[ABOUT THIS EXERCISE]
Repeat the records exactly, so that each line matches the original.

[Stored data]
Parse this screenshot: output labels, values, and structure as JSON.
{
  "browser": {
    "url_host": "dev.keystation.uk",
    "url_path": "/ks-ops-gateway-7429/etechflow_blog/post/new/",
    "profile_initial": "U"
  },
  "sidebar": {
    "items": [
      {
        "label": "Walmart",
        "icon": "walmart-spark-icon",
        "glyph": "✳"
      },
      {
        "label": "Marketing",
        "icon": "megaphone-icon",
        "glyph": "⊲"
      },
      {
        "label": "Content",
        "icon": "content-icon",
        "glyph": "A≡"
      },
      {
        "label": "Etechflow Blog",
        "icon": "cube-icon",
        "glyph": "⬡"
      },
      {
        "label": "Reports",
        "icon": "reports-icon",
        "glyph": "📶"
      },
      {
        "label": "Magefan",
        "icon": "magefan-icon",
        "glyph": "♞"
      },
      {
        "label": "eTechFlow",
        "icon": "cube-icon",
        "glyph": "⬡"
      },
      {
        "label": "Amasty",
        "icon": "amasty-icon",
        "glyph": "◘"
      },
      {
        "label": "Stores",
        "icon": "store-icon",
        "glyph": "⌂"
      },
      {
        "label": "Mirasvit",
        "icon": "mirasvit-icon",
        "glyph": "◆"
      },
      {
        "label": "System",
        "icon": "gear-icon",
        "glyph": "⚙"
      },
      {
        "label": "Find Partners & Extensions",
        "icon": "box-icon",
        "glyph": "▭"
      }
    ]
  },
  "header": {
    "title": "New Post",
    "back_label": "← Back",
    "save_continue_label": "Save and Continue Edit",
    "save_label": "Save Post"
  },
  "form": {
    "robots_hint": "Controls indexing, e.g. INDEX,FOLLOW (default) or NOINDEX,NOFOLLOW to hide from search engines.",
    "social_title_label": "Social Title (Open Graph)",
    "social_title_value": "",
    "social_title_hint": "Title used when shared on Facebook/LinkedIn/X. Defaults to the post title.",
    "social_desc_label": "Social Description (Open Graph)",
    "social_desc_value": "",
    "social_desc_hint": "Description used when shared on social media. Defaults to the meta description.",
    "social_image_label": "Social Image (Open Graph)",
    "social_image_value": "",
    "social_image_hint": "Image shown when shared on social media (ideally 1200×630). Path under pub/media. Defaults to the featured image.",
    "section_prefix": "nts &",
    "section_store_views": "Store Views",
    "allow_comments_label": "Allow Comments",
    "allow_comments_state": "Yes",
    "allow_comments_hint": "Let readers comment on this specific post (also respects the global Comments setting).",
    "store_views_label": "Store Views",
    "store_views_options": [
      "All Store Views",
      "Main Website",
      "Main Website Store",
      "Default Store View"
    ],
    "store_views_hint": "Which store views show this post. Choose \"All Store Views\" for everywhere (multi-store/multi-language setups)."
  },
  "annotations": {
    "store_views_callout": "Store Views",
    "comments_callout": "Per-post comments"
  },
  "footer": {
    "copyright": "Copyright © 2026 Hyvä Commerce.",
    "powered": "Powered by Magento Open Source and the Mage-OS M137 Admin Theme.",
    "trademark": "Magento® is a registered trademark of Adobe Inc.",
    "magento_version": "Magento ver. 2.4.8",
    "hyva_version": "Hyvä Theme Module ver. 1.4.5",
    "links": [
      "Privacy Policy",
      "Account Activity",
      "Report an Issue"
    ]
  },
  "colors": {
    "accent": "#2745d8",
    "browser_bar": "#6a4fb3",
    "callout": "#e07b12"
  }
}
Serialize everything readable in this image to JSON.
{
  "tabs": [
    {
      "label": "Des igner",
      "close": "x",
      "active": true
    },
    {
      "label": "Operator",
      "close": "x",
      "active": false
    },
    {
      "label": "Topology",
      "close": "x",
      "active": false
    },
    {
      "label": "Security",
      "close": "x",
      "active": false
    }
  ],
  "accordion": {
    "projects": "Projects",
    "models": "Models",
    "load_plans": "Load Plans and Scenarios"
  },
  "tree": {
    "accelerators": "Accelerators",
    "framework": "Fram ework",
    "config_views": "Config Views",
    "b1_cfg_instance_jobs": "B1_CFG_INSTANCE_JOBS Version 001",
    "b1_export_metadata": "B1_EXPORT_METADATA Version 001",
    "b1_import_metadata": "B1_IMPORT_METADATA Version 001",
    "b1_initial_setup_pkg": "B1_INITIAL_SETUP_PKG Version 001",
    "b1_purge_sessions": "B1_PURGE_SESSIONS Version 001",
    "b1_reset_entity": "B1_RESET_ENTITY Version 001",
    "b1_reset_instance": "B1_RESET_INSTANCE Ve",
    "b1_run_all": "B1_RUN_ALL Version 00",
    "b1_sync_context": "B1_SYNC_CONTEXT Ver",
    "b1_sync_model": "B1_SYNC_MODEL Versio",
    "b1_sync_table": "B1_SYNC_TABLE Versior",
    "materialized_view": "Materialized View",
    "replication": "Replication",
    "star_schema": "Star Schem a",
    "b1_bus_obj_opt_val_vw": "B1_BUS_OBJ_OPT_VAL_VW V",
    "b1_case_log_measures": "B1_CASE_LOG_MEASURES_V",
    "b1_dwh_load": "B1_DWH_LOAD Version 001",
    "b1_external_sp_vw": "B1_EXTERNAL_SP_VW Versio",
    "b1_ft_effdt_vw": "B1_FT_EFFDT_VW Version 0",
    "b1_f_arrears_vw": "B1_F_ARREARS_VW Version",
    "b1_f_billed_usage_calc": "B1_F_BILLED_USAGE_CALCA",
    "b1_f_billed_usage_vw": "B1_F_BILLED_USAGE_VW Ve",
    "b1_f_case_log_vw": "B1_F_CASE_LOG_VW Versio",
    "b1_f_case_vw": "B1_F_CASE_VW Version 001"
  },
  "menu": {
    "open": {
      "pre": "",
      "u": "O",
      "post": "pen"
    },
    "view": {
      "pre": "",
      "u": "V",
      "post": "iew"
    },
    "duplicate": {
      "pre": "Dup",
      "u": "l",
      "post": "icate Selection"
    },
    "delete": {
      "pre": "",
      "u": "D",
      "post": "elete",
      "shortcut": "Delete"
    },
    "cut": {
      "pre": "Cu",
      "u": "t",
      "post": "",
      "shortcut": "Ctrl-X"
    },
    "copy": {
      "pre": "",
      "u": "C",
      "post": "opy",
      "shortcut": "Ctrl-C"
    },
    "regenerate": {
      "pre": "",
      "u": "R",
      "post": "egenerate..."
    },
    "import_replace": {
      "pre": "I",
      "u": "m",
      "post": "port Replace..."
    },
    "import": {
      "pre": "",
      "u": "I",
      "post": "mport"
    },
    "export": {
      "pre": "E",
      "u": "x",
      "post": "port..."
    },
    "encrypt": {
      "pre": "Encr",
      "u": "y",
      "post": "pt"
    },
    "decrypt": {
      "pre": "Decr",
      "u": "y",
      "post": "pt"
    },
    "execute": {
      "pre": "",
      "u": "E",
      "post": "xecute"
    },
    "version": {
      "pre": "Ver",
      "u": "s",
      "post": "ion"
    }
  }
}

[YOUR SOLUTION]
Parse this screenshot: output labels, values, and structure as JSON.
{
  "browser": {
    "url_host": "dev.keystation.uk",
    "url_path": "/ks-ops-gateway-7429/etechflow_blog/post/new/",
    "profile_initial": "U"
  },
  "sidebar": {
    "items": [
      {
        "label": "Walmart",
        "icon": "walmart-spark-icon",
        "glyph": "✳"
      },
      {
        "label": "Marketing",
        "icon": "megaphone-icon",
        "glyph": "⊲"
      },
      {
        "label": "Content",
        "icon": "content-icon",
        "glyph": "A≡"
      },
      {
        "label": "Etechflow Blog",
        "icon": "cube-icon",
        "glyph": "⬡"
      },
      {
        "label": "Reports",
        "icon": "reports-icon",
        "glyph": "📶"
      },
      {
        "label": "Magefan",
        "icon": "magefan-icon",
        "glyph": "♞"
      },
      {
        "label": "eTechFlow",
        "icon": "cube-icon",
        "glyph": "⬡"
      },
      {
        "label": "Amasty",
        "icon": "amasty-icon",
        "glyph": "◘"
      },
      {
        "label": "Stores",
        "icon": "store-icon",
        "glyph": "⌂"
      },
      {
        "label": "Mirasvit",
        "icon": "mirasvit-icon",
        "glyph": "◆"
      },
      {
        "label": "System",
        "icon": "gear-icon",
        "glyph": "⚙"
      },
      {
        "label": "Find Partners & Extensions",
        "icon": "box-icon",
        "glyph": "▭"
      }
    ]
  },
  "header": {
    "title": "New Post",
    "back_label": "← Back",
    "save_continue_label": "Save and Continue Edit",
    "save_label": "Save Post"
  },
  "form": {
    "robots_hint": "Controls indexing, e.g. INDEX,FOLLOW (default) or NOINDEX,NOFOLLOW to hide from search engines.",
    "social_title_label": "Social Title (Open Graph)",
    "social_title_value": "",
    "social_title_hint": "Title used when shared on Facebook/LinkedIn/X. Defaults to the post title.",
    "social_desc_label": "Social Description (Open Graph)",
    "social_desc_value": "",
    "social_desc_hint": "Description used when shared on social media. Defaults to the meta description.",
    "social_image_label": "Social Image (Open Graph)",
    "social_image_value": "",
    "social_image_hint": "Image shown when shared on social media (ideally 1200×630). Path under pub/media. Defaults to the featured image.",
    "section_prefix": "nts &",
    "section_store_views": "Store Views",
    "allow_comments_label": "Allow Comments",
    "allow_comments_state": "Yes",
    "allow_comments_hint": "Let readers comment on this specific post (also respects the global Comments setting).",
    "store_views_label": "Store Views",
    "store_views_options": [
      "All Store Views",
      "Main Website",
      "Main Website Store",
      "Default Store View"
    ],
    "store_views_hint": "Which store views show this post. Choose \"All Store Views\" for everywhere (multi-store/multi-language setups)."
  },
  "annotations": {
    "store_views_callout": "Store Views",
    "comments_callout": "Per-post comments"
  },
  "footer": {
    "copyright": "Copyright © 2026 Hyvä Commerce.",
    "powered": "Powered by Magento Open Source and the Mage-OS M137 Admin Theme.",
    "trademark": "Magento® is a registered trademark of Adobe Inc.",
    "magento_version": "Magento ver. 2.4.8",
    "hyva_version": "Hyvä Theme Module ver. 1.4.5",
    "links": [
      "Privacy Policy",
      "Account Activity",
      "Report an Issue"
    ]
  },
  "colors": {
    "accent": "#2745d8",
    "browser_bar": "#6a4fb3",
    "callout": "#e07b12"
  }
}
Serialize everything readable in this image to JSON.
{
  "tabs": [
    {
      "label": "Des igner",
      "close": "x",
      "active": true
    },
    {
      "label": "Operator",
      "close": "x",
      "active": false
    },
    {
      "label": "Topology",
      "close": "x",
      "active": false
    },
    {
      "label": "Security",
      "close": "x",
      "active": false
    }
  ],
  "accordion": {
    "projects": "Projects",
    "models": "Models",
    "load_plans": "Load Plans and Scenarios"
  },
  "tree": {
    "accelerators": "Accelerators",
    "framework": "Fram ework",
    "config_views": "Config Views",
    "b1_cfg_instance_jobs": "B1_CFG_INSTANCE_JOBS Version 001",
    "b1_export_metadata": "B1_EXPORT_METADATA Version 001",
    "b1_import_metadata": "B1_IMPORT_METADATA Version 001",
    "b1_initial_setup_pkg": "B1_INITIAL_SETUP_PKG Version 001",
    "b1_purge_sessions": "B1_PURGE_SESSIONS Version 001",
    "b1_reset_entity": "B1_RESET_ENTITY Version 001",
    "b1_reset_instance": "B1_RESET_INSTANCE Ve",
    "b1_run_all": "B1_RUN_ALL Version 00",
    "b1_sync_context": "B1_SYNC_CONTEXT Ver",
    "b1_sync_model": "B1_SYNC_MODEL Versio",
    "b1_sync_table": "B1_SYNC_TABLE Versior",
    "materialized_view": "Materialized View",
    "replication": "Replication",
    "star_schema": "Star Schem a",
    "b1_bus_obj_opt_val_vw": "B1_BUS_OBJ_OPT_VAL_VW V",
    "b1_case_log_measures": "B1_CASE_LOG_MEASURES_V",
    "b1_dwh_load": "B1_DWH_LOAD Version 001",
    "b1_external_sp_vw": "B1_EXTERNAL_SP_VW Versio",
    "b1_ft_effdt_vw": "B1_FT_EFFDT_VW Version 0",
    "b1_f_arrears_vw": "B1_F_ARREARS_VW Version",
    "b1_f_billed_usage_calc": "B1_F_BILLED_USAGE_CALCA",
    "b1_f_billed_usage_vw": "B1_F_BILLED_USAGE_VW Ve",
    "b1_f_case_log_vw": "B1_F_CASE_LOG_VW Versio",
    "b1_f_case_vw": "B1_F_CASE_VW Version 001"
  },
  "menu": {
    "open": {
      "pre": "",
      "u": "O",
      "post": "pen"
    },
    "view": {
      "pre": "",
      "u": "V",
      "post": "iew"
    },
    "duplicate": {
      "pre": "Dup",
      "u": "l",
      "post": "icate Selection"
    },
    "delete": {
      "pre": "",
      "u": "D",
      "post": "elete",
      "shortcut": "Delete"
    },
    "cut": {
      "pre": "Cu",
      "u": "t",
      "post": "",
      "shortcut": "Ctrl-X"
    },
    "copy": {
      "pre": "",
      "u": "C",
      "post": "opy",
      "shortcut": "Ctrl-C"
    },
    "regenerate": {
      "pre": "",
      "u": "R",
      "post": "egenerate..."
    },
    "import_replace": {
      "pre": "I",
      "u": "m",
      "post": "port Replace..."
    },
    "import": {
      "pre": "",
      "u": "I",
      "post": "mport"
    },
    "export": {
      "pre": "E",
      "u": "x",
      "post": "port..."
    },
    "encrypt": {
      "pre": "Encr",
      "u": "y",
      "post": "pt"
    },
    "decrypt": {
      "pre": "Decr",
      "u": "y",
      "post": "pt"
    },
    "execute": {
      "pre": "",
      "u": "E",
      "post": "xecute"
    },
    "version": {
      "pre": "Ver",
      "u": "s",
      "post": "ion"
    }
  }
}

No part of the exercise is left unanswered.